38. Sehn LH, Alyea EP, Weller E, et al: Comparative outcomes of T-cell-depleted and non-T-cell-depleted allogeneic bone marrow transplantation for chronic myelogenous leukemia: Impact of donor lymphocyte infusion. J Clin Oncol 17:561-568, 1999.

39. Collins RH Jr, Shpilberg O, Drobyski WR, et al: Donor leukocyte infusions in 140 patients with relapsed malignancy after allogeneic bone marrow transplantation. J Clin Oncol 15:433-444, 1997.

40. Drobyski WR, Hessner MJ, Klein JP, et al: T-cell depletion plus salvage immunotherapy with donor leukocyte infusions as a strategy to treat chronic-phase chronic myelogenous leukemia patients undergoing HLA-identical sibling marrow transplantation. Blood 94:434-441, 1999.

41. Khouri IF, Keating M, Korbling M, et al: Transplant-lite: Induction of graft-vs-malignancy using fludarabine-based nonablative chemotherapy and allogeneic blood progenitor-cell transplantation as treatment for lymphoid malignancies. J Clin Oncol 16:2817-2824, 1998.

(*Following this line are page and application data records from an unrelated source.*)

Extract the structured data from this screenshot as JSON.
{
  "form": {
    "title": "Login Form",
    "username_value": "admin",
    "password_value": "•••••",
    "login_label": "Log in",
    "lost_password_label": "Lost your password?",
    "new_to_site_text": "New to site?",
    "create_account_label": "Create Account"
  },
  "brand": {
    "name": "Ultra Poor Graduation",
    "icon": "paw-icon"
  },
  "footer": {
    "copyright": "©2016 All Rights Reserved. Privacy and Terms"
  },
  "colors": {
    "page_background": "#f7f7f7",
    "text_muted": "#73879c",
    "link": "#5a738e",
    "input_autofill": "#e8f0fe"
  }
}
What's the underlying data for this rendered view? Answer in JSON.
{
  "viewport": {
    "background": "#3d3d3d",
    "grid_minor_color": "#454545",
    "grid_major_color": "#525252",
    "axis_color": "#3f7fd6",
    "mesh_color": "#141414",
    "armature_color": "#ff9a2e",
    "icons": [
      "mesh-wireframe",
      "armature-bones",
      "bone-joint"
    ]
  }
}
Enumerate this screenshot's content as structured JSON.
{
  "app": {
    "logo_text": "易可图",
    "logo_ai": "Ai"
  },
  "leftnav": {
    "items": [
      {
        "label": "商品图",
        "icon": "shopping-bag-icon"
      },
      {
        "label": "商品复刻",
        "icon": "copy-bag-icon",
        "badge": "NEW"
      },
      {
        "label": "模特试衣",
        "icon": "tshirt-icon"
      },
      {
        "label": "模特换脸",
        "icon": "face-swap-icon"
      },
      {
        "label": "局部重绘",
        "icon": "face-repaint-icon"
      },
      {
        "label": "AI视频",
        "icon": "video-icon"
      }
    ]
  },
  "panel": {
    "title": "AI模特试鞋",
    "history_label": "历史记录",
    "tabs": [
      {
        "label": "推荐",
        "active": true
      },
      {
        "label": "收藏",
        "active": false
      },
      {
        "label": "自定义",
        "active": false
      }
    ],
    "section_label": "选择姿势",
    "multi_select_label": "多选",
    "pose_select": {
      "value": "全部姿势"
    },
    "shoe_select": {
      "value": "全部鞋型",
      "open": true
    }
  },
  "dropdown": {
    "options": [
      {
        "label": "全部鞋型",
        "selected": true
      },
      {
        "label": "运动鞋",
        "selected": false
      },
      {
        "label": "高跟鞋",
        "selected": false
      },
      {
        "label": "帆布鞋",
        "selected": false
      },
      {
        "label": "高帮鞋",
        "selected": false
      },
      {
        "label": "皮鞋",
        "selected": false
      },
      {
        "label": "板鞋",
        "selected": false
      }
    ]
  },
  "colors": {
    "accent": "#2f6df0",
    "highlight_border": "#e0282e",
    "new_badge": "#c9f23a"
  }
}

42. Giralt S, Estey E, Albitar M, et al: Engraftment of allogeneic hematopoietic progenitor cells with purine analog-containing chemotherapy: Harnessing graft-vs-leukemia without myeloablative therapy. Blood 89:4531-4536, 1997.

43. Grigg A, Bardy P, Byron K, et al: Fludarabine-based non-myeloablative chemotherapy followed by infusion of HLA-identical stem cells for relapsed leukaemia and lymphoma. Bone Marrow Transplant 23:107-110, 1999.

44. Slavin S, Nagler A, Naparstek E, et al: Nonmyeloablative stem cell transplantation and cell therapy as an alternative to conventional bone marrow transplantation with lethal cytoreduction for the treatment of malignant and nonmalignant hematologic diseases. Blood 91:756-763, 1998.

45. Childs R, Clave E, Contentin N, et al: Engraftment kinetics after nonmyeloablative allogeneic peripheral blood stem cell transplantation: Full donor T-cell chimerism precedes alloimmune responses. Blood 94:3234-3241, 1999.

46. McGlave PB, De Fabritiis P, Deisseroth A, et al: Autologous transplants for chronic myelogenous leukaemia: Results from eight transplant groups. Lancet 343:1486-1488, 1994.

47. Bhatia R, Verfaillie CM, Miller JS, et al: Autologous transplantation therapy for chronic myelogenous leukemia. Blood 89:2623-2634, 1997.

48. Druker BJ, Tamura S, Buchdunger E, et al: Effects of a selective inhibitor of the Abl tyrosine kinase on the growth of Bcr-Abl positive cells. Nat Med 2:561-566, 1996.

49. Druker B, Sawyers C, Talpaz M: Phase I trial of a specific abl tyrosine kinase inhibitor, cgp 57148, in interferon refractory chronic myelogenous leukemia patients (abstract). Proc Am Soc Clin Oncol 18:24a, 1999.

50. Druker B, Talpaz M, Resta D, et al: Clinical efficacy and safety of an ABL specific tyrosine kinase inhibitor as targeted therapy for chronic myelogenous leukemia. Blood 94:A1639, 1999.

51. Druker B, Kantarjian H, Sawyers C, et al: Activity of an specific tyrosine kinase inhibitor in patients with BCR-ABL positive acute leukemias, including chronic myelogenous leukemia in blast crisis. Blood 94 (suppl I):A3082, 1999.